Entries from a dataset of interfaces
::::::::
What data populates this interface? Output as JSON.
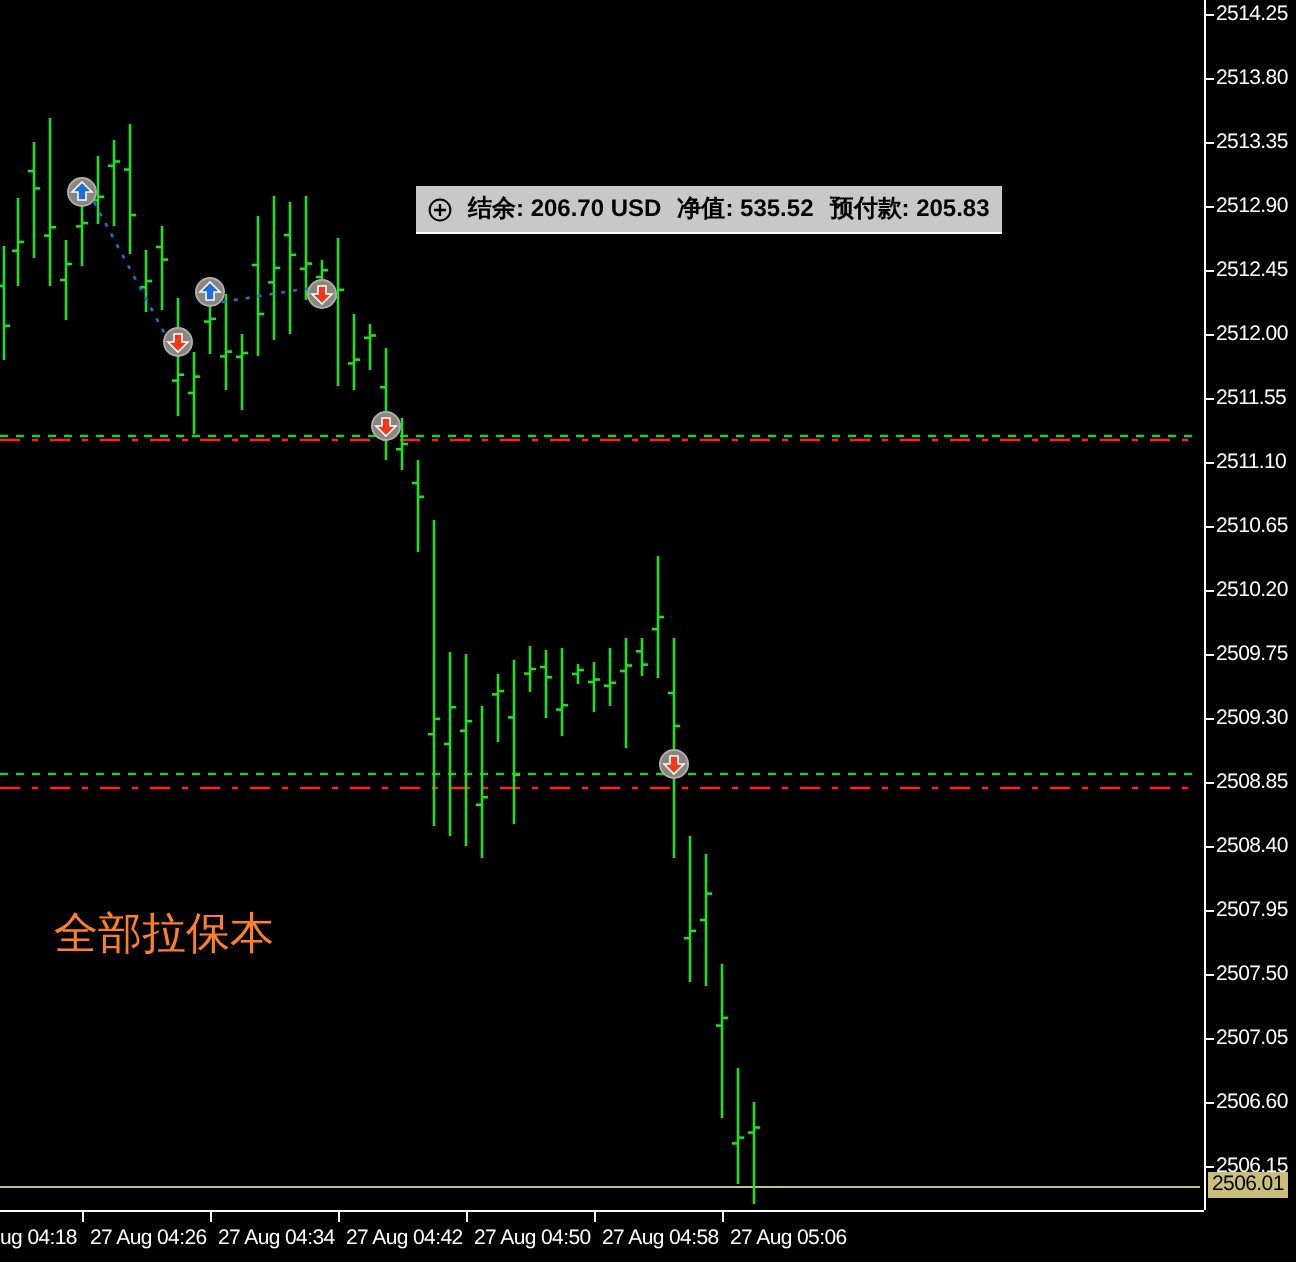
{
  "info_panel": {
    "items": [
      "结余: 206.70 USD",
      "净值: 535.52",
      "预付款: 205.83"
    ]
  },
  "annotation": "全部拉保本",
  "price_axis": {
    "labels": [
      "2514.25",
      "2513.80",
      "2513.35",
      "2512.90",
      "2512.45",
      "2512.00",
      "2511.55",
      "2511.10",
      "2510.65",
      "2510.20",
      "2509.75",
      "2509.30",
      "2508.85",
      "2508.40",
      "2507.95",
      "2507.50",
      "2507.05",
      "2506.60",
      "2506.15"
    ],
    "current_price": "2506.01"
  },
  "time_axis": {
    "labels": [
      "ug 04:18",
      "27 Aug 04:26",
      "27 Aug 04:34",
      "27 Aug 04:42",
      "27 Aug 04:50",
      "27 Aug 04:58",
      "27 Aug 05:06"
    ]
  }
}
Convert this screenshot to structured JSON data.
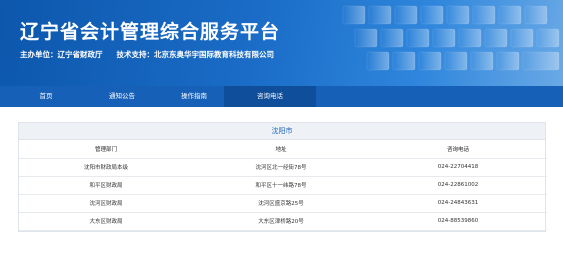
{
  "header": {
    "title": "辽宁省会计管理综合服务平台",
    "organizer_label": "主办单位：",
    "organizer": "辽宁省财政厅",
    "tech_label": "技术支持：",
    "tech": "北京东奥华宇国际教育科技有限公司"
  },
  "nav": {
    "items": [
      {
        "label": "首页"
      },
      {
        "label": "通知公告"
      },
      {
        "label": "操作指南"
      },
      {
        "label": "咨询电话"
      }
    ],
    "active_index": 3
  },
  "contacts": {
    "city": "沈阳市",
    "columns": [
      "管理部门",
      "地址",
      "咨询电话"
    ],
    "rows": [
      [
        "沈阳市财政局本级",
        "沈河区北一经街78号",
        "024-22704418"
      ],
      [
        "和平区财政局",
        "和平区十一纬路78号",
        "024-22861002"
      ],
      [
        "沈河区财政局",
        "沈河区盛京路25号",
        "024-24843631"
      ],
      [
        "大东区财政局",
        "大东区津桥路20号",
        "024-88539860"
      ]
    ]
  },
  "colors": {
    "banner": "#1a6cc6",
    "nav": "#1760b8",
    "nav_active": "#0f4e9a",
    "city_text": "#1b63b8"
  }
}
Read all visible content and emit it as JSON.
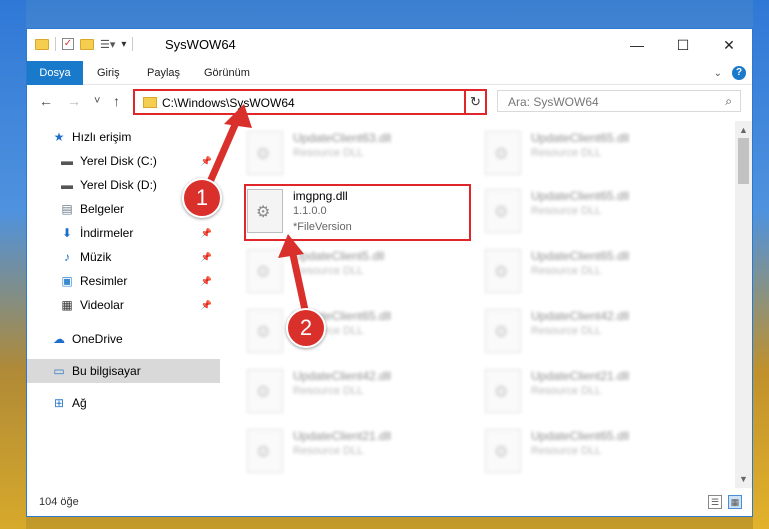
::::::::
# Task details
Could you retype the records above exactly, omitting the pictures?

# Solution to the problem
What data populates this interface? Output as JSON.
{
  "info_panel": {
    "items": [
      "结余: 206.70 USD",
      "净值: 535.52",
      "预付款: 205.83"
    ]
  },
  "annotation": "全部拉保本",
  "price_axis": {
    "labels": [
      "2514.25",
      "2513.80",
      "2513.35",
      "2512.90",
      "2512.45",
      "2512.00",
      "2511.55",
      "2511.10",
      "2510.65",
      "2510.20",
      "2509.75",
      "2509.30",
      "2508.85",
      "2508.40",
      "2507.95",
      "2507.50",
      "2507.05",
      "2506.60",
      "2506.15"
    ],
    "current_price": "2506.01"
  },
  "time_axis": {
    "labels": [
      "ug 04:18",
      "27 Aug 04:26",
      "27 Aug 04:34",
      "27 Aug 04:42",
      "27 Aug 04:50",
      "27 Aug 04:58",
      "27 Aug 05:06"
    ]
  }
}
Convert this screenshot to structured JSON data.
{
  "header": {
    "title": "辽宁省会计管理综合服务平台",
    "organizer_label": "主办单位：",
    "organizer": "辽宁省财政厅",
    "tech_label": "技术支持：",
    "tech": "北京东奥华宇国际教育科技有限公司"
  },
  "nav": {
    "items": [
      {
        "label": "首页"
      },
      {
        "label": "通知公告"
      },
      {
        "label": "操作指南"
      },
      {
        "label": "咨询电话"
      }
    ],
    "active_index": 3
  },
  "contacts": {
    "city": "沈阳市",
    "columns": [
      "管理部门",
      "地址",
      "咨询电话"
    ],
    "rows": [
      [
        "沈阳市财政局本级",
        "沈河区北一经街78号",
        "024-22704418"
      ],
      [
        "和平区财政局",
        "和平区十一纬路78号",
        "024-22861002"
      ],
      [
        "沈河区财政局",
        "沈河区盛京路25号",
        "024-24843631"
      ],
      [
        "大东区财政局",
        "大东区津桥路20号",
        "024-88539860"
      ]
    ]
  },
  "colors": {
    "banner": "#1a6cc6",
    "nav": "#1760b8",
    "nav_active": "#0f4e9a",
    "city_text": "#1b63b8"
  }
}
Read all visible content and emit it as JSON.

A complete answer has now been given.